Online training is most successful with the right presenter
I was vehemently opposed to online training for pool technicians when the pandemic first hit. It didn’t make any sense to me. Over the years, I’d molded the classes I taught in person into something that was my own.
Some enjoy that whole “death by PowerPoint” lecture environment, but it’s not my thing — and if I can’t imagine sitting through it, I certainly can’t teach that way. My classes are usually like a two-day field trip, so this online thing sounded like the industry was about to shift into reverse without coming to a full stop. Still, with gathering restrictions in place nationwide, what choice did we have?
Can you slow down? I didn’t get that.
Originally I thought I would tell you how my opinion changed, share the benefits of this wave of virtual training sessions, and suggest it might be better than face-to-face training. But I couldn’t support that. Even in the classes I teach myself, my online courses are not better than my in-person sessions. But they are not worse either.
The presenter and the student automatically associate a face-to-face session with an onslaught of information. Online classes are perceived to have a slower pace of information delivery. This is all attributed to the platform when the credit, or criticism, actually belongs on the presenter.
In line with how we learn
When a person is learning something, it takes time and reinforcement before information is retained. New information served rapid fire due to a time crunch is the equivalent of skipping stones across a pond. It is not a format conducive to retention.
When your brain is exposed to something new, it has to work to analyze it, and figure out how to file and where to store it. Moving quickly from subject to subject, even if it is a related topic, may unintentionally ‘overwrite’ data.
Is online better for learning new information? It can be, but it is not the platform. The same holds with an in-person class: It can lend more toward retentiveness, but again, it is not the platform. It is now as it always has been, and always will be, the presenter.
If an individual learns better in a hands-on environment, the virtual format will not be the best method for that person. If there are time constraints or travel concerns, Zoom or an equivalent will have its advantages. However, when we are looking at the actual value of education, it falls 100% upon information delivery.
Veterans vs. Newbies
When someone new to the industry sits in a class, they need to have a slower-paced delivery if there is a snowball’s chance in a fire pit of that person remembering anything they are taught. We have all heard people snipe at industry educational programs from time to time — “Yeah, well, he attended blah blah blah course and still doesn’t know anything.” That’s not the program at fault, that’s not the platform, it’s the delivery, and that is the presenter’s skillset.

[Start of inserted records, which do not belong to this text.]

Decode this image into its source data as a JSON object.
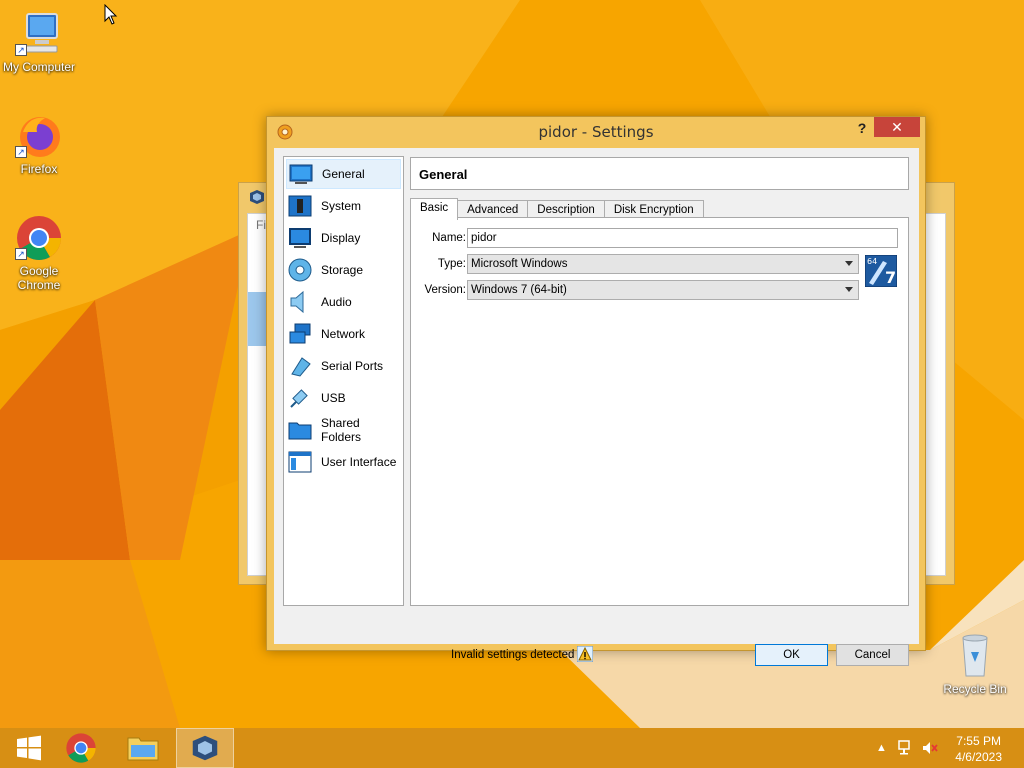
{
  "desktop": {
    "icons": [
      {
        "label": "My Computer",
        "icon": "computer-icon"
      },
      {
        "label": "Firefox",
        "icon": "firefox-icon"
      },
      {
        "label": "Google Chrome",
        "icon": "chrome-icon"
      },
      {
        "label": "Recycle Bin",
        "icon": "recycle-bin-icon"
      }
    ],
    "shortcut_glyph": "↗"
  },
  "background_window": {
    "partial_text": "Fi"
  },
  "dialog": {
    "title": "pidor - Settings",
    "help_label": "?",
    "close_label": "✕",
    "sidebar": [
      {
        "label": "General",
        "icon": "general-icon",
        "selected": true
      },
      {
        "label": "System",
        "icon": "chip-icon"
      },
      {
        "label": "Display",
        "icon": "monitor-icon"
      },
      {
        "label": "Storage",
        "icon": "disk-icon"
      },
      {
        "label": "Audio",
        "icon": "speaker-icon"
      },
      {
        "label": "Network",
        "icon": "network-icon"
      },
      {
        "label": "Serial Ports",
        "icon": "serial-port-icon"
      },
      {
        "label": "USB",
        "icon": "usb-icon"
      },
      {
        "label": "Shared Folders",
        "icon": "folder-icon"
      },
      {
        "label": "User Interface",
        "icon": "user-interface-icon"
      }
    ],
    "page_title": "General",
    "tabs": [
      {
        "label": "Basic",
        "active": true
      },
      {
        "label": "Advanced"
      },
      {
        "label": "Description"
      },
      {
        "label": "Disk Encryption"
      }
    ],
    "form": {
      "name_label": "Name:",
      "name_value": "pidor",
      "type_label": "Type:",
      "type_value": "Microsoft Windows",
      "version_label": "Version:",
      "version_value": "Windows 7 (64-bit)",
      "os_badge_bits": "64",
      "os_badge_version": "7"
    },
    "status_text": "Invalid settings detected",
    "ok_label": "OK",
    "cancel_label": "Cancel"
  },
  "taskbar": {
    "apps": [
      {
        "name": "start",
        "icon": "windows-start-icon"
      },
      {
        "name": "chrome",
        "icon": "chrome-icon"
      },
      {
        "name": "file-explorer",
        "icon": "folder-icon"
      },
      {
        "name": "virtualbox",
        "icon": "virtualbox-icon",
        "active": true
      }
    ],
    "time": "7:55 PM",
    "date": "4/6/2023",
    "tray_up_arrow": "▲"
  },
  "colors": {
    "wallpaper": "#f6a400",
    "dialog_frame": "#f3c55d",
    "close_button": "#c7443a",
    "selection": "#e5f1fb"
  }
}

A more experienced individual will find it easier to bridge data, even if it is new, because they already have learned data and ‘files’ in place. Learning something related takes much less effort. Here we find our seasoned professionals can more easily handle information in a fast-paced format. This is especially true if the information falls into the category of review.
It’s the singer, not the song
Too many people choose classes based on location or timing. It is usually worse when an employer randomly picks a session on a topic they need for a candidate. With the emergence of online classes coming into their own, we should not make the same mistakes. These are every bit as valuable as face-to-face classes and will forever be an asset in the swimming pool industry’s educational arsenal. However, if there is a course you are interested in taking and want to get the most bang for your buck, the student should be matched to the instructor no matter what the class. All teachers are not the same. Do your homework and pick an educator who will deliver the information in a manner that most benefits you or your employee.